Career politicians often make decisions without looking ahead and figuring out the possible unintended consequences, he said.

"I believe (Gleason) will take a look at the unintended consequences," Charlon said. "He believes he can help and make things better."


Ashburn has been touting his ability, after 12 years representing the 1st District in the 1980s and '90s and subsequent 16 years in the California Legislature, to hit the ground running as the new supervisor.

Even Gleason's supporters acknowledge that while he knows the needs of Ridgecrest and the military, he would need to gain practical experience with some of the other issues in the diverse 1st District.

"He's got a steep learning curve with the oil industry and agriculture," Swett said.

He said Gleason has already shown the ability to handle such situations, pointing to Gleason's efforts to make peace between farmers and other water users who are fighting over access to water in the Indian Wells Valley.

"The Ridgecrest area is in an overdraft supply on its water," Swett said. "We're mining the water."

People are angry over the water taken out of the basin to grow alfalfa and pistachio crops.

Gleason was lambasted by people in Inyokern over the issue, Swett said, and immediately came up with the idea of creating a nonprofit agency to operate as a venue for both sides to seek consensus.

"He is a very fast understudy," Swett said.

Chip Holloway, Ridgecrest's mayor pro-tem and one of Gleason's opponents in the June primary, agrees.

"Can Mick get up to speed? Sure. Everybody has a first year," said Holloway, who has endorsed Ashburn.

But that is a critical difference between Ashburn and Gleason, he said -- Ashburn doesn't need to get up to speed.

"I consider Mick and Roy both friends. I consider Mick a hero for his service," Holloway said. But "you've got to bring Roy back for his experience."

But Swett said Ashburn hasn't even engaged in the water dispute.

Ridgecrest, Holloway said, needs Gleason to focus his own considerable experience in fighting for new industry and growth in the desert community, not be supervisor.

"For me the best thing for Ridgecrest is to have Mick to remain in his role as a leader of the China Lake Alliance," Holloway said. "(His) ability to advocate for China Lake as a supervisor is diminished."

But Charlon and others say Gleason's outsider's status is exactly why he's better for the job.

Tom Wiknich, who worked on the base and now owns a gun shop in Ridgecrest, said Gleason's get-things-done attitude and charisma will carry him through.

"I see Mick having a little bit of an advantage because he's not a career politician," Wiknich said. "He's going into politics for sincere reasons.
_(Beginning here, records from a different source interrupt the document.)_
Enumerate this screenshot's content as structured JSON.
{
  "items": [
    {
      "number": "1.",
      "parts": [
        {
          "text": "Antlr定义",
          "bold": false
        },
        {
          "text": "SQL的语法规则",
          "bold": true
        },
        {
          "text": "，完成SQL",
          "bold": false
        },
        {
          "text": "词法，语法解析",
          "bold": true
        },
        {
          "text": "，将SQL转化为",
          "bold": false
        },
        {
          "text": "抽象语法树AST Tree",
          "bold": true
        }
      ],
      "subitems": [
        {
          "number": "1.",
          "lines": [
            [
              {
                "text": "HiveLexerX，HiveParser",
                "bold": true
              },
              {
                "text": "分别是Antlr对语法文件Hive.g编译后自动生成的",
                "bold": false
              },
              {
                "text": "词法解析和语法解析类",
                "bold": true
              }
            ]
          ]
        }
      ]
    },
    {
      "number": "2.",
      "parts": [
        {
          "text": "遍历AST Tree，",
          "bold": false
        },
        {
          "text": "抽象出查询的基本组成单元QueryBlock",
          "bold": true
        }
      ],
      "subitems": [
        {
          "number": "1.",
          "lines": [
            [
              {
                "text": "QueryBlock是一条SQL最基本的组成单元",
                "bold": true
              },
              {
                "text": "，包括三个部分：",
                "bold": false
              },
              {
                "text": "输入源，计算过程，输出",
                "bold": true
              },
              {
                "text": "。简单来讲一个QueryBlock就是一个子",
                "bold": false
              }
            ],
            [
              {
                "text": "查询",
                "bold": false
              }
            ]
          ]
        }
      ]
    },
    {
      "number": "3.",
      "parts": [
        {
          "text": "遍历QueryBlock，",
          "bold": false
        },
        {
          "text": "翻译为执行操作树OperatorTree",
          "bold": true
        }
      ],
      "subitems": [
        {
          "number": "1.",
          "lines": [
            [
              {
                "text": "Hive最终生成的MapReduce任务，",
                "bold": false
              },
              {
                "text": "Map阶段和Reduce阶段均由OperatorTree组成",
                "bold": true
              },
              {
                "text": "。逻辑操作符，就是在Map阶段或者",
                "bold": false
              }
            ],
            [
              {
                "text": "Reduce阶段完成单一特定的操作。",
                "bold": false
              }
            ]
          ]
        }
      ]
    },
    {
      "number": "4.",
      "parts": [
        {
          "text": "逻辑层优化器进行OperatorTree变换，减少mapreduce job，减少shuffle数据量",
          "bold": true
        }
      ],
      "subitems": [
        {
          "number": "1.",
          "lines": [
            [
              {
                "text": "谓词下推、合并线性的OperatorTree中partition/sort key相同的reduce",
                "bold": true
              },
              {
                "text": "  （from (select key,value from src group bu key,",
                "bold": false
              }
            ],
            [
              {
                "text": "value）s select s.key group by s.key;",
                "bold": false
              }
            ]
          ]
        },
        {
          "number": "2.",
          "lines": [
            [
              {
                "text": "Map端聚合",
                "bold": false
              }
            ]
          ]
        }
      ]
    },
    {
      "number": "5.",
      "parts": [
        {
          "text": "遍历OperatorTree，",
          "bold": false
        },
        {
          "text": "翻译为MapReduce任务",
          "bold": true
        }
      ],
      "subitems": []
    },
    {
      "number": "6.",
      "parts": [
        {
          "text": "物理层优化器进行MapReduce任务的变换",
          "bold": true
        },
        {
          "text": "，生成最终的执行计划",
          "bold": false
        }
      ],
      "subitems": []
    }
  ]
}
We need his experience in figuring out how to run the county in an efficient way."


Observers say Gleason hurt his chances of winning, even in Ridgecrest, by hiring Bakersfield political consultant Mark Abernathy to run his campaign.

"Mick was advised before he ran to run as his own man," Holloway said. "Mick's words to me were, 'Abernathy wins races.'"

People were turned off, Holloway said, when another Abernathy candidate, Pedro Rios, and his supporters launched what some saw as underhanded attacks against the man Gleason and Ashburn want to replace -- 16-year Kern County Supervisor Jon McQuiston.

In June, Rios knocked McQuiston out of the primary contest to represent the 32nd Assembly District. During the campaign, Holloway said, Rios' campaign and its supporters characterized McQuiston as having spent his career on the public payroll.

Folks in the 1st District are fond of McQuiston, a longtime Ridgecrest resident who also is ex-military and has fought to protect east Kern's military bases from federal funding cuts, Holloway said.

"Mick Gleason was part of a group that actively went against Jon McQuiston," Holloway said. "I think it was from his campaign, not necessarily Mick personally."

Ridgecrest Mayor Ronald Carter, Holloway and two of the three other Ridgecrest City Council members have endorsed Ashburn.

Gleason said he is running as his own man and the idea that Abernathy is a problem for him is a red herring.

Gleason said he doesn't believe the animosity Holloway mentions is widespread.

"There may be a small sphere of influence around Chip" that believe it, Gleason said. "I had zero impact on Jon's campaign. I think there are opponents who are grabbing that Abernathy bat and beating me over the head with it."